Provided entries:
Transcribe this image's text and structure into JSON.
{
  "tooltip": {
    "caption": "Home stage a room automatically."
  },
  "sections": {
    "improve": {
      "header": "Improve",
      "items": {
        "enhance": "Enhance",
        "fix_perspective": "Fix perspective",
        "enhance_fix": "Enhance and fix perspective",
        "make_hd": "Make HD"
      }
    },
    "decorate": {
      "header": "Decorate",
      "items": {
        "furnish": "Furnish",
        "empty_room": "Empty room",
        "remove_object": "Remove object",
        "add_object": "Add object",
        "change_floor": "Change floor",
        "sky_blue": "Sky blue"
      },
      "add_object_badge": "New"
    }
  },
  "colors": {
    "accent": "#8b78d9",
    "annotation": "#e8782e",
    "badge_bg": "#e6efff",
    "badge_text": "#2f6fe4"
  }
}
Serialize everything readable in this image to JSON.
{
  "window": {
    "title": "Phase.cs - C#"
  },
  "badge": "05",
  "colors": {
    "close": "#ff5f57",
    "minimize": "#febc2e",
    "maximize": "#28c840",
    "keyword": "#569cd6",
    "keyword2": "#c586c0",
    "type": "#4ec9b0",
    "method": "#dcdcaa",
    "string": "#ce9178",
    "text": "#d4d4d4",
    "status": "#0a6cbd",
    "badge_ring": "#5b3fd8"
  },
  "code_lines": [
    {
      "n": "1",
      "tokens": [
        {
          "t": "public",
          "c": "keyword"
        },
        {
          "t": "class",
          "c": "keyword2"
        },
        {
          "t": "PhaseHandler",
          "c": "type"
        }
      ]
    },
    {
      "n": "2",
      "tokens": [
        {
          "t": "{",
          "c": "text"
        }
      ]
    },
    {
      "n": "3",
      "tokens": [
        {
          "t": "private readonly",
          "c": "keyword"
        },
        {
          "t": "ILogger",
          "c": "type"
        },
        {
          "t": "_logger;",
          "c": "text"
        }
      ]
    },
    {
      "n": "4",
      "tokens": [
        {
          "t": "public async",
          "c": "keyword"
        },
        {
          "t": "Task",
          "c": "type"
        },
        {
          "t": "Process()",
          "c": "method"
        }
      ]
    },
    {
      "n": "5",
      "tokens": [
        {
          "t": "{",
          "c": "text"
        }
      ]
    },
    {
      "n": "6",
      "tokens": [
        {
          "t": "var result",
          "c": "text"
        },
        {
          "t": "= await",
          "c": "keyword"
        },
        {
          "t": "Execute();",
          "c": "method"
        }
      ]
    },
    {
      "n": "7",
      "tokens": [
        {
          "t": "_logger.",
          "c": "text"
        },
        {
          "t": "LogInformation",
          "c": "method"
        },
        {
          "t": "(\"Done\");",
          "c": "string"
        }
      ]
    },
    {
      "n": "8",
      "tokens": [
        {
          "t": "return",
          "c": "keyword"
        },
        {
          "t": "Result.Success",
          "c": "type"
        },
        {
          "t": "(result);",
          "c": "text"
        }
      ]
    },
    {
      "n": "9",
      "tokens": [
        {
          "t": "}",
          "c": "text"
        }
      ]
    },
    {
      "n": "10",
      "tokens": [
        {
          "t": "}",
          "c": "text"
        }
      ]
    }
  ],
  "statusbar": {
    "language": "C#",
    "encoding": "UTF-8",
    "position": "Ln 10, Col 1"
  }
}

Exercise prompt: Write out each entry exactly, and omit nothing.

Answer area:
Transcribe this image's text and structure into JSON.
{
  "tooltip": {
    "caption": "Home stage a room automatically."
  },
  "sections": {
    "improve": {
      "header": "Improve",
      "items": {
        "enhance": "Enhance",
        "fix_perspective": "Fix perspective",
        "enhance_fix": "Enhance and fix perspective",
        "make_hd": "Make HD"
      }
    },
    "decorate": {
      "header": "Decorate",
      "items": {
        "furnish": "Furnish",
        "empty_room": "Empty room",
        "remove_object": "Remove object",
        "add_object": "Add object",
        "change_floor": "Change floor",
        "sky_blue": "Sky blue"
      },
      "add_object_badge": "New"
    }
  },
  "colors": {
    "accent": "#8b78d9",
    "annotation": "#e8782e",
    "badge_bg": "#e6efff",
    "badge_text": "#2f6fe4"
  }
}
Serialize everything readable in this image to JSON.
{
  "window": {
    "title": "Phase.cs - C#"
  },
  "badge": "05",
  "colors": {
    "close": "#ff5f57",
    "minimize": "#febc2e",
    "maximize": "#28c840",
    "keyword": "#569cd6",
    "keyword2": "#c586c0",
    "type": "#4ec9b0",
    "method": "#dcdcaa",
    "string": "#ce9178",
    "text": "#d4d4d4",
    "status": "#0a6cbd",
    "badge_ring": "#5b3fd8"
  },
  "code_lines": [
    {
      "n": "1",
      "tokens": [
        {
          "t": "public",
          "c": "keyword"
        },
        {
          "t": "class",
          "c": "keyword2"
        },
        {
          "t": "PhaseHandler",
          "c": "type"
        }
      ]
    },
    {
      "n": "2",
      "tokens": [
        {
          "t": "{",
          "c": "text"
        }
      ]
    },
    {
      "n": "3",
      "tokens": [
        {
          "t": "private readonly",
          "c": "keyword"
        },
        {
          "t": "ILogger",
          "c": "type"
        },
        {
          "t": "_logger;",
          "c": "text"
        }
      ]
    },
    {
      "n": "4",
      "tokens": [
        {
          "t": "public async",
          "c": "keyword"
        },
        {
          "t": "Task",
          "c": "type"
        },
        {
          "t": "Process()",
          "c": "method"
        }
      ]
    },
    {
      "n": "5",
      "tokens": [
        {
          "t": "{",
          "c": "text"
        }
      ]
    },
    {
      "n": "6",
      "tokens": [
        {
          "t": "var result",
          "c": "text"
        },
        {
          "t": "= await",
          "c": "keyword"
        },
        {
          "t": "Execute();",
          "c": "method"
        }
      ]
    },
    {
      "n": "7",
      "tokens": [
        {
          "t": "_logger.",
          "c": "text"
        },
        {
          "t": "LogInformation",
          "c": "method"
        },
        {
          "t": "(\"Done\");",
          "c": "string"
        }
      ]
    },
    {
      "n": "8",
      "tokens": [
        {
          "t": "return",
          "c": "keyword"
        },
        {
          "t": "Result.Success",
          "c": "type"
        },
        {
          "t": "(result);",
          "c": "text"
        }
      ]
    },
    {
      "n": "9",
      "tokens": [
        {
          "t": "}",
          "c": "text"
        }
      ]
    },
    {
      "n": "10",
      "tokens": [
        {
          "t": "}",
          "c": "text"
        }
      ]
    }
  ],
  "statusbar": {
    "language": "C#",
    "encoding": "UTF-8",
    "position": "Ln 10, Col 1"
  }
}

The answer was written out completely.